By Tara Pope '00
Makes me quite blue.
Before I came to college, my head was full of vague notions of college life but a firm resolve not to alter my beliefs. My family's warnings about "liberal professors" scared me. My freshman year I was alert for any signs my professors were trying to convert me. I knew who I was and what I believed. I was going to college to learn, not to change.
But then came my first summer break. I was talking with friends from high school about college. And as we talked, it became apparent that I, and they, had changed a great deal.
Why had our values and beliefs changed? A lot of my beliefs about society changed simply because I was exposed to new information. College professors often provide different perspectives, but they also provide new facts. I heard about things I didn't know. And I felt betrayed by those people from whom I learned my values.
The ideas I valued up until I came to college were largely shaped by my family, church and school. I had lived in east Tennessee for 18 years, and I never thought that maybe other people didn't share those same values. Especially in my religion classes I was surprised to learn that my values weren't mainstream. I thought the majority of people believed the Bible was the inerrant word of God. My freshman year I went to a Jesus Seminar meeting thinking it was some kind of Bible study. When I heard the speakers talk about how only 17 percent of the New Testament was probably true and that Jesus may have been a party animal, I stood back open-mouthed and waited for the lightning bolts.
While I have continuously been shocked by some of the religious ideas I have heard at TCU, I have also conquered one of my biggest fears about college. I was afraid that my religious views would be challenged and my faith would be weakened. Well, my views certainly have been challenged, but that doesn't necessarily translate into a reduced faith.
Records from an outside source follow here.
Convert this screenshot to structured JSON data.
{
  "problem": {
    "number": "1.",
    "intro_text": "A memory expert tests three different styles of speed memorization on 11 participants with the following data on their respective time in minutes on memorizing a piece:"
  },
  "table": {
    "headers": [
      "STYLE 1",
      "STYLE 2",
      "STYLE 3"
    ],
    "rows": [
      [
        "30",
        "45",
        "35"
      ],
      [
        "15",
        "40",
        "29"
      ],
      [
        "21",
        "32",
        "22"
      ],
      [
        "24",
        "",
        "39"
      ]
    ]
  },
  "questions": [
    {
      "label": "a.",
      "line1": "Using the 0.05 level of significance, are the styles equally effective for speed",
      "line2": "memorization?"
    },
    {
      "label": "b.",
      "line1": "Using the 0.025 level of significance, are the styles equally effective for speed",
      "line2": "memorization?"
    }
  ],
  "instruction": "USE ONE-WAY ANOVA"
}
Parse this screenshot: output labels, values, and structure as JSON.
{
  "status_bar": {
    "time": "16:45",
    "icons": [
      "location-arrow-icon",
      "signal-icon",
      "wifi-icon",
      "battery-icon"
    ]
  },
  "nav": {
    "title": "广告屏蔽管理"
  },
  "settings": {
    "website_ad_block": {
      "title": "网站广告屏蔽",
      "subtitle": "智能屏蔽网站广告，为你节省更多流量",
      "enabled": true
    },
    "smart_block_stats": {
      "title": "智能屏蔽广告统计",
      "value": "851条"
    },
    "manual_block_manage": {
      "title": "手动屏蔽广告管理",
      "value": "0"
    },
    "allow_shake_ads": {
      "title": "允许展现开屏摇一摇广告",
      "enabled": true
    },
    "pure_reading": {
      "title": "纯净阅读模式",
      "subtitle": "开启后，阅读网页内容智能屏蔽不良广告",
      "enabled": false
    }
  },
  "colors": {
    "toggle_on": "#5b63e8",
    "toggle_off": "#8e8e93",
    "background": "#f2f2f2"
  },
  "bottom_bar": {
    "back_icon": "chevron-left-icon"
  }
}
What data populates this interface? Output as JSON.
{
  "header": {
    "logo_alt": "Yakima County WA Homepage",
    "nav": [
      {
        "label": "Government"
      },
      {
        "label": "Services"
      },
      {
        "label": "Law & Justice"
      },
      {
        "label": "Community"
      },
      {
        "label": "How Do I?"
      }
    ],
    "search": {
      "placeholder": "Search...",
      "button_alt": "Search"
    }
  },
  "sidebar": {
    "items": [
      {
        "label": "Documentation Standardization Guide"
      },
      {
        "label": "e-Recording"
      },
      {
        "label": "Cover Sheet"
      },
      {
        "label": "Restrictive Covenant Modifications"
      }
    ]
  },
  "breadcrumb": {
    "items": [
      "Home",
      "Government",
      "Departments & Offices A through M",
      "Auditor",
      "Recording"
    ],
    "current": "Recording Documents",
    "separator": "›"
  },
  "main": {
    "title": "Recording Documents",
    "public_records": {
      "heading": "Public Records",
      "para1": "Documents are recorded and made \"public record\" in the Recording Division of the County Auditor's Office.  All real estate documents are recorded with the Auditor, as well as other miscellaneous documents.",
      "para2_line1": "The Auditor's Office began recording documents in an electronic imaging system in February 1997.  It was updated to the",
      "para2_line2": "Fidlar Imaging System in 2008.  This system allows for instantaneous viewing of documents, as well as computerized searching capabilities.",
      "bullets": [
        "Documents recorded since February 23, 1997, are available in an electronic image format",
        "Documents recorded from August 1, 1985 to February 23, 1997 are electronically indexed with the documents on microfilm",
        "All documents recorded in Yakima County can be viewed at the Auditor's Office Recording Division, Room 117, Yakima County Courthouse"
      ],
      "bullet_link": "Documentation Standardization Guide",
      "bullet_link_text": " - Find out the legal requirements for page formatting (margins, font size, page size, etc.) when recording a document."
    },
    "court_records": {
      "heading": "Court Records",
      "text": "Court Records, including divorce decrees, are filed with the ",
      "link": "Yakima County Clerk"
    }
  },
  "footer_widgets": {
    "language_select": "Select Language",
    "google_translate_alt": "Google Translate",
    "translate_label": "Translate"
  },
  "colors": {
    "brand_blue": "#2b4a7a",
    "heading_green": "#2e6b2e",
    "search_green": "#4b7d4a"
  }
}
In fact, my faith has been strengthened.
Whereas my religious beliefs have remained generally immune to change, I am continually surprised at the change in my political beliefs. In middle school, while many girls were enamored with New Kids of the Block, I thought that Dan Quayle was THE MAN. (I still believe the whole potatoe incident was a setup.) I watched him on TV and read his book. In college, however, I read articles about the dangers of excessive individualism and materialism. When I spent a semester at the TCU London
Centre, I was exposed to books that mentioned Marx. My reaction to seeing Marx' name in a textbook for the first time was the intellectual one. I screamed at the book, "I love apple pie! I love America! I don't have to read this crap!" The scariest aspect of the experience though was when I read it and it made sense. For me, Marx' view of the world was more realistic than the one I inherited from my family, church and school.
This clash of the something old and something new led to cognitive dissonance. How was I going to deal with all this information and these new ideas? Dismiss them because they didn't fit into my framework of thinking? Accept them in place of all my previous beliefs? Once in class I found myself repeating what another professor had told me without ever reflecting to see if I actually believed it. It is dangerous but easy to simply trade in old values for new ones.
I am realizing that learning is synthesizing the old and the new, and this process is difficult. By having my beliefs challenged and seeing which ones stand up to scrutiny, I have learned what is really important to me. I have seen that I am open-minded when it comes to new political or economic ideas but pretty firm in my religious convictions. Sometimes I feel like the tension between beliefs is overwhelming‹how can one person like Marxism, feminism, creationism and fundamental Christianity?
And when I feel overwhelmed, I want to go back to not knowing. It would be easier if I could just erase a lot of what I learned, and I think maybe I would be a little happier.
But life isn't about hiding from what might make us uncomfortable. Life is about something old. And something new. And, who knows, maybe learning something better as a result.
Tara Pope is a religion senior from Longview. You may write to her at
firstname.lastname@example.org. Jason Crane is a journalism senior from Shreveport, La. You can write to him at